**Task objective**
Could you output the complete listing given below exactly?

*****

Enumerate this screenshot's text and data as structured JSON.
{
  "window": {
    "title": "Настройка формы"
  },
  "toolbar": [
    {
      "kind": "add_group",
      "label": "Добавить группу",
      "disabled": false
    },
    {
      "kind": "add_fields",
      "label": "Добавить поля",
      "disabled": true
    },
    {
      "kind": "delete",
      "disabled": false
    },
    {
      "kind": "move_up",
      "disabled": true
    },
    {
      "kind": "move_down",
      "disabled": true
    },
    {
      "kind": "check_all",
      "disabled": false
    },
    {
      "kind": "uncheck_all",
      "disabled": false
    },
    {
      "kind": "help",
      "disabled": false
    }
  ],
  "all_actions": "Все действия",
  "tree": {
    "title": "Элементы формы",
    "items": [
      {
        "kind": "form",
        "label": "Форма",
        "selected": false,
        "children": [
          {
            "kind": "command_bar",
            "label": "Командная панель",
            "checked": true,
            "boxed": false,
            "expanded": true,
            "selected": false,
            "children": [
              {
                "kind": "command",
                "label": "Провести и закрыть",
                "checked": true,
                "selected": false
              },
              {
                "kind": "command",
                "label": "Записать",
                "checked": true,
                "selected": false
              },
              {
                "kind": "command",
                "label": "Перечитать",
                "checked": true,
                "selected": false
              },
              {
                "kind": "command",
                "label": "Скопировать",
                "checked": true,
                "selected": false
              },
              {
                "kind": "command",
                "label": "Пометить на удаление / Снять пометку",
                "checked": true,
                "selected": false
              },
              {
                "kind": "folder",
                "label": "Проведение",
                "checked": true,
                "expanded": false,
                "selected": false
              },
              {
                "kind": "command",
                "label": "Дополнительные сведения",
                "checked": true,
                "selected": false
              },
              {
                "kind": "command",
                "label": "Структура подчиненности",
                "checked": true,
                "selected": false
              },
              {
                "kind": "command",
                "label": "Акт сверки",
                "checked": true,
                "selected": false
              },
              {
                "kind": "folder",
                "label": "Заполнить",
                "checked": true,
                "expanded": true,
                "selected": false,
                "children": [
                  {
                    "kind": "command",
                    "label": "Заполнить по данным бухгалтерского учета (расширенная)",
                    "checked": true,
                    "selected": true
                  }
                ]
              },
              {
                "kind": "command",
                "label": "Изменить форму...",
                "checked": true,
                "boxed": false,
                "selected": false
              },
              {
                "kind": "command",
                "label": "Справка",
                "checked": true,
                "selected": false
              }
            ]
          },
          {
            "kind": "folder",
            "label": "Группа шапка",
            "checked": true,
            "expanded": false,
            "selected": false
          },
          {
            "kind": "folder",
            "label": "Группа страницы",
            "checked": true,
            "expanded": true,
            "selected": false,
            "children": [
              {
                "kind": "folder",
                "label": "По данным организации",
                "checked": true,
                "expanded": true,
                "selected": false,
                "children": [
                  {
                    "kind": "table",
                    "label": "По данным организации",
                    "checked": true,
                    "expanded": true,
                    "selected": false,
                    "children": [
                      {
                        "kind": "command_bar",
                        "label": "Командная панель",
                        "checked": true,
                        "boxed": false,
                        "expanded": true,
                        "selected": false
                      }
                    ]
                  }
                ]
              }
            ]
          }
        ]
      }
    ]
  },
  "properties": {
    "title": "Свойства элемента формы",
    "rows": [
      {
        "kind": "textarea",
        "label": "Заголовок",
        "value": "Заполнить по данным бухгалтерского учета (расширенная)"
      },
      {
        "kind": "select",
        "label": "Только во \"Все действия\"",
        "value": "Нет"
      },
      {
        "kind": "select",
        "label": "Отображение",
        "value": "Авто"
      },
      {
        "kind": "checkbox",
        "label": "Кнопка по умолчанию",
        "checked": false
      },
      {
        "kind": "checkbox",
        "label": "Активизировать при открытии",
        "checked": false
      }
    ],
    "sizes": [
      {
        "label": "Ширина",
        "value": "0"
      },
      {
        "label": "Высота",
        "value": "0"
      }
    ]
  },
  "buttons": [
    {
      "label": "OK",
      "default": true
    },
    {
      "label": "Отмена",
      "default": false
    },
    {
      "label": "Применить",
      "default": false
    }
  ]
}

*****

**Problem solution**
Enumerate this screenshot's text and data as structured JSON.
{
  "window": {
    "title": "Настройка формы"
  },
  "toolbar": [
    {
      "kind": "add_group",
      "label": "Добавить группу",
      "disabled": false
    },
    {
      "kind": "add_fields",
      "label": "Добавить поля",
      "disabled": true
    },
    {
      "kind": "delete",
      "disabled": false
    },
    {
      "kind": "move_up",
      "disabled": true
    },
    {
      "kind": "move_down",
      "disabled": true
    },
    {
      "kind": "check_all",
      "disabled": false
    },
    {
      "kind": "uncheck_all",
      "disabled": false
    },
    {
      "kind": "help",
      "disabled": false
    }
  ],
  "all_actions": "Все действия",
  "tree": {
    "title": "Элементы формы",
    "items": [
      {
        "kind": "form",
        "label": "Форма",
        "selected": false,
        "children": [
          {
            "kind": "command_bar",
            "label": "Командная панель",
            "checked": true,
            "boxed": false,
            "expanded": true,
            "selected": false,
            "children": [
              {
                "kind": "command",
                "label": "Провести и закрыть",
                "checked": true,
                "selected": false
              },
              {
                "kind": "command",
                "label": "Записать",
                "checked": true,
                "selected": false
              },
              {
                "kind": "command",
                "label": "Перечитать",
                "checked": true,
                "selected": false
              },
              {
                "kind": "command",
                "label": "Скопировать",
                "checked": true,
                "selected": false
              },
              {
                "kind": "command",
                "label": "Пометить на удаление / Снять пометку",
                "checked": true,
                "selected": false
              },
              {
                "kind": "folder",
                "label": "Проведение",
                "checked": true,
                "expanded": false,
                "selected": false
              },
              {
                "kind": "command",
                "label": "Дополнительные сведения",
                "checked": true,
                "selected": false
              },
              {
                "kind": "command",
                "label": "Структура подчиненности",
                "checked": true,
                "selected": false
              },
              {
                "kind": "command",
                "label": "Акт сверки",
                "checked": true,
                "selected": false
              },
              {
                "kind": "folder",
                "label": "Заполнить",
                "checked": true,
                "expanded": true,
                "selected": false,
                "children": [
                  {
                    "kind": "command",
                    "label": "Заполнить по данным бухгалтерского учета (расширенная)",
                    "checked": true,
                    "selected": true
                  }
                ]
              },
              {
                "kind": "command",
                "label": "Изменить форму...",
                "checked": true,
                "boxed": false,
                "selected": false
              },
              {
                "kind": "command",
                "label": "Справка",
                "checked": true,
                "selected": false
              }
            ]
          },
          {
            "kind": "folder",
            "label": "Группа шапка",
            "checked": true,
            "expanded": false,
            "selected": false
          },
          {
            "kind": "folder",
            "label": "Группа страницы",
            "checked": true,
            "expanded": true,
            "selected": false,
            "children": [
              {
                "kind": "folder",
                "label": "По данным организации",
                "checked": true,
                "expanded": true,
                "selected": false,
                "children": [
                  {
                    "kind": "table",
                    "label": "По данным организации",
                    "checked": true,
                    "expanded": true,
                    "selected": false,
                    "children": [
                      {
                        "kind": "command_bar",
                        "label": "Командная панель",
                        "checked": true,
                        "boxed": false,
                        "expanded": true,
                        "selected": false
                      }
                    ]
                  }
                ]
              }
            ]
          }
        ]
      }
    ]
  },
  "properties": {
    "title": "Свойства элемента формы",
    "rows": [
      {
        "kind": "textarea",
        "label": "Заголовок",
        "value": "Заполнить по данным бухгалтерского учета (расширенная)"
      },
      {
        "kind": "select",
        "label": "Только во \"Все действия\"",
        "value": "Нет"
      },
      {
        "kind": "select",
        "label": "Отображение",
        "value": "Авто"
      },
      {
        "kind": "checkbox",
        "label": "Кнопка по умолчанию",
        "checked": false
      },
      {
        "kind": "checkbox",
        "label": "Активизировать при открытии",
        "checked": false
      }
    ],
    "sizes": [
      {
        "label": "Ширина",
        "value": "0"
      },
      {
        "label": "Высота",
        "value": "0"
      }
    ]
  },
  "buttons": [
    {
      "label": "OK",
      "default": true
    },
    {
      "label": "Отмена",
      "default": false
    },
    {
      "label": "Применить",
      "default": false
    }
  ]
}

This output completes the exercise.